About Cerebral Palsy
Cerebral Palsy in Children
Children with cerebral palsy have damage to that part of their brains that enables them to move and hold positions. This means that from when they are born, or when they have an illness such as meningitis or cerebral malaria early in life, they lack the ability to learn to hold themselves steady and move in purposeful ways.
If they have physiotherapy or occupational therapy from very early in their lives they can be helped to hold themselves upright and move purposefully but if they do not they can become stiff and immobile and it is difficult for them to lead independent, satisfying lives.
It is also crucially important that at home the children can be placed and supported in sitting and standing positions before they are able to hold themselves in these positions. When they are upright they can see what is going on around them and they also learn to take weight on their limbs. Special chairs and standing frames need to be available at affordable prices that families can use for the children at home.
Besides the movement disorders children with cerebral palsy can also have other problems. These may include epilepsy, learning difficulties, impairment of hearing or vision and difficulty in learning to speak even when they have normal intelligence. But it is also important to remember that many children with cerebral palsy have no learning difficulties and might even have exceptional intelligence.
Eating and drinking can be a big problem for many children with cerebral palsy because of difficulties with coordinating the muscles that are needed for safe chewing and swallowing. Without specialist help many mothers struggle to feed their babies and this adds greatly to the stress of caring for such children.
Cerebral Palsy in Africa
In African countries, if there are no services offering therapy for children with cerebral palsy, their families may feel there is no hope for their children. This makes them feel ashamed that their children cannot move around normally and they may keep them indoors where they have little chance of learning to sit up and move around. This puts them in great danger of developing the secondary problem of shortened muscles and deformed bones and then it will be even more difficult to help them. Their families will have to devote a good deal of their time to taking care for them.
In Africa, there are many children with cerebral palsy. The numbers are not known for certain but the WHO estimates that it is likely that one child in every 300 will have it. This is because maternity services are often quite poor and mothers do not get enough care before and during the birth of the baby. The damage can happen for many reasons for example caused if the baby cannot breathe quickly after being born or if the blood supply to the baby before birth is insufficient. Cerebral palsy can also be caused by the baby getting meningitis or cerebral malaria soon after birth and these diseases are very common in most African countries.
Assistive Technological Devices
If children with cerebral palsy are to develop their potential and avoid secondary problems, it is important that they are able to sit or stand without needing to use their hands. Specially designed furniture can provide the right support but the cost of such furniture, if conventionally manufactured, is beyond many families.
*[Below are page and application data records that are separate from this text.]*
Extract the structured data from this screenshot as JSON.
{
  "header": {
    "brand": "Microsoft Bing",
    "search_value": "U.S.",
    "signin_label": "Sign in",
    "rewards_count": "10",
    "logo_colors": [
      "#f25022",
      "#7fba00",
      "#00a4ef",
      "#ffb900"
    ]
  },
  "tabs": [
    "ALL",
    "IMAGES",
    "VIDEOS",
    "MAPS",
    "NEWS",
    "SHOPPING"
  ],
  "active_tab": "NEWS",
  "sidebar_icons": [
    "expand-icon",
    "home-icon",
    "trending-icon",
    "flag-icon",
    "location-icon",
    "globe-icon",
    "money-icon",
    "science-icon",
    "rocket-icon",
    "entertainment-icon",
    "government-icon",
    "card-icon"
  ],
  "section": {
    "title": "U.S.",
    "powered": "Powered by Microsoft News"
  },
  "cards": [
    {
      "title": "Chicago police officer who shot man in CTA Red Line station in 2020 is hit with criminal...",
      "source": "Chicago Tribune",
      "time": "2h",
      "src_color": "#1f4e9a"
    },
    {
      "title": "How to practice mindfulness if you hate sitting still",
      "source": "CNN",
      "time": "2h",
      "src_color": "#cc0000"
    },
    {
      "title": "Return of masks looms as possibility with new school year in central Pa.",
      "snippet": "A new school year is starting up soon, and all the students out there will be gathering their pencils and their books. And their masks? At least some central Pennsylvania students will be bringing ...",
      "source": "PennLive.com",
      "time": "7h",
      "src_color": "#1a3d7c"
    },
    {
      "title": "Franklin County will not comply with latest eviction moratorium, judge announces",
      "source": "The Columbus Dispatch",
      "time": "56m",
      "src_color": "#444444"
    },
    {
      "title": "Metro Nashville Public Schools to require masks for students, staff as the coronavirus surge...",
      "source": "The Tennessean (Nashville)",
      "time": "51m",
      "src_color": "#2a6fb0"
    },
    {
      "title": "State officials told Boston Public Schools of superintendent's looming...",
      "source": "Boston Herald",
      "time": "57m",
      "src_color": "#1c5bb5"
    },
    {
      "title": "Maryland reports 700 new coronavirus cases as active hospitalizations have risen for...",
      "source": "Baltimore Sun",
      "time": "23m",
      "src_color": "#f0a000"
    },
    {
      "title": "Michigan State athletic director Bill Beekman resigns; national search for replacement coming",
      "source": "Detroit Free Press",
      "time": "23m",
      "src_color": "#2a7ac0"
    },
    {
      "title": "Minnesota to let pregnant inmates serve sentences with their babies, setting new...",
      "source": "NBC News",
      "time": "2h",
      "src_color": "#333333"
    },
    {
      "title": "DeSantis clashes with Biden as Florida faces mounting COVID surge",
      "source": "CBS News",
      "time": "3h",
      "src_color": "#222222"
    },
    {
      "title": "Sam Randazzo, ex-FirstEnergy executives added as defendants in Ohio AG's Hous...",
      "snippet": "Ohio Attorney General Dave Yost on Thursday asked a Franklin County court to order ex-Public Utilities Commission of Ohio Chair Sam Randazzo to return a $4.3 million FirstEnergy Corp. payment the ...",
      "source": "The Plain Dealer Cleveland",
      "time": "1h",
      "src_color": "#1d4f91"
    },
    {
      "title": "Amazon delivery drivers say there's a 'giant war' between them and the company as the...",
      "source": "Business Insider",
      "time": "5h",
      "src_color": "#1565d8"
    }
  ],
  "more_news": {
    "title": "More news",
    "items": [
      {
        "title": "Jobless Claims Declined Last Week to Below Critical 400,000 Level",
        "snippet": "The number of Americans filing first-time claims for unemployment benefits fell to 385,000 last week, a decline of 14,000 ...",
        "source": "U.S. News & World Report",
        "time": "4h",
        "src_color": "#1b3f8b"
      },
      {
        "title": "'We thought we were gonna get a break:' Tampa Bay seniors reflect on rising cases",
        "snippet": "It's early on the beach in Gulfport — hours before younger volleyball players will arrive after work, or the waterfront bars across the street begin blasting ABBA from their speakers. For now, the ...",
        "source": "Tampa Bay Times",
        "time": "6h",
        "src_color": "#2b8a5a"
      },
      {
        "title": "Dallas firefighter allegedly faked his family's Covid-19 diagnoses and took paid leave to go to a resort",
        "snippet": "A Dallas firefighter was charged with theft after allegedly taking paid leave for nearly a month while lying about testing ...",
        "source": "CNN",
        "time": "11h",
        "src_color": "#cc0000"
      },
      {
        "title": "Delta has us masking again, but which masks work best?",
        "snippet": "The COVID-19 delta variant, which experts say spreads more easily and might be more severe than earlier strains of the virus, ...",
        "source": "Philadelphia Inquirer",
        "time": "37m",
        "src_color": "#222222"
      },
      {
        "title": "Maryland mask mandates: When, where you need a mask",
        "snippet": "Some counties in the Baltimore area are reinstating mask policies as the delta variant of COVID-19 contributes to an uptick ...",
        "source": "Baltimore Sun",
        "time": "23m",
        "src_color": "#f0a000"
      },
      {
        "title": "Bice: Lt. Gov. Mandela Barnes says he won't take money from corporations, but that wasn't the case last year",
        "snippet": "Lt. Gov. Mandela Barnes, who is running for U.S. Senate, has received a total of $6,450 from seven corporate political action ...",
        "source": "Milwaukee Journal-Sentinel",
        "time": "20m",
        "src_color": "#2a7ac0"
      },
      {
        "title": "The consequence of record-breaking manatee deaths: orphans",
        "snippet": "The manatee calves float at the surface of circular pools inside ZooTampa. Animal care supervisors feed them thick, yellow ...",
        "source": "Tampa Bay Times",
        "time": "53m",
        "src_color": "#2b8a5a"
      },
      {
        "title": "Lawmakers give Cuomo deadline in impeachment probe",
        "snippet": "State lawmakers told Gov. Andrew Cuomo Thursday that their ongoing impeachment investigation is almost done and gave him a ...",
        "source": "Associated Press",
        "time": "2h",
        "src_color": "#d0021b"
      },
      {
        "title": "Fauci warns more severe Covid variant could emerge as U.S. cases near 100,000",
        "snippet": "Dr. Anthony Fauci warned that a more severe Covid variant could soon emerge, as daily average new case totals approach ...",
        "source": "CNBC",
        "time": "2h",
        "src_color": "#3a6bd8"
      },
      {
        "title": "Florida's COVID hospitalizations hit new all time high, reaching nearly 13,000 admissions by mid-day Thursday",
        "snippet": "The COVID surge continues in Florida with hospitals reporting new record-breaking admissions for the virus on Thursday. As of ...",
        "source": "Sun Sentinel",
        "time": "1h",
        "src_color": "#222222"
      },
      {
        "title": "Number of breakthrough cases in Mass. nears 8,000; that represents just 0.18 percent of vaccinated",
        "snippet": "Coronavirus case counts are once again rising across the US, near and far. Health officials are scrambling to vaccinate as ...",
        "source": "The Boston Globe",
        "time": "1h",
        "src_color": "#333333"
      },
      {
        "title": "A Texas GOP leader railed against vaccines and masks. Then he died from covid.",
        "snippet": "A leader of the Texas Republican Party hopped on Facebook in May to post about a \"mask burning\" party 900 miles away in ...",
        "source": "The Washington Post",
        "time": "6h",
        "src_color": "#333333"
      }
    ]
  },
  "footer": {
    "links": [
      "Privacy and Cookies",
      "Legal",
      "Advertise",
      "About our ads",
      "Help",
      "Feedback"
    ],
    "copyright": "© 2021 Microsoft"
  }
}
Part of Cerebral Palsy Africa is the Paper Furniture Social Enterprise that runs appropriate paper-based technology (APT) training courses. These courses train people to make the special chairs and standing frames that children with cerebral palsy need using techniques based on engineering principles that make weak paper and cardboard into strong robust affordable supportive equipment. can be made from paper and cardboard.
More information about this programme is on the APT page.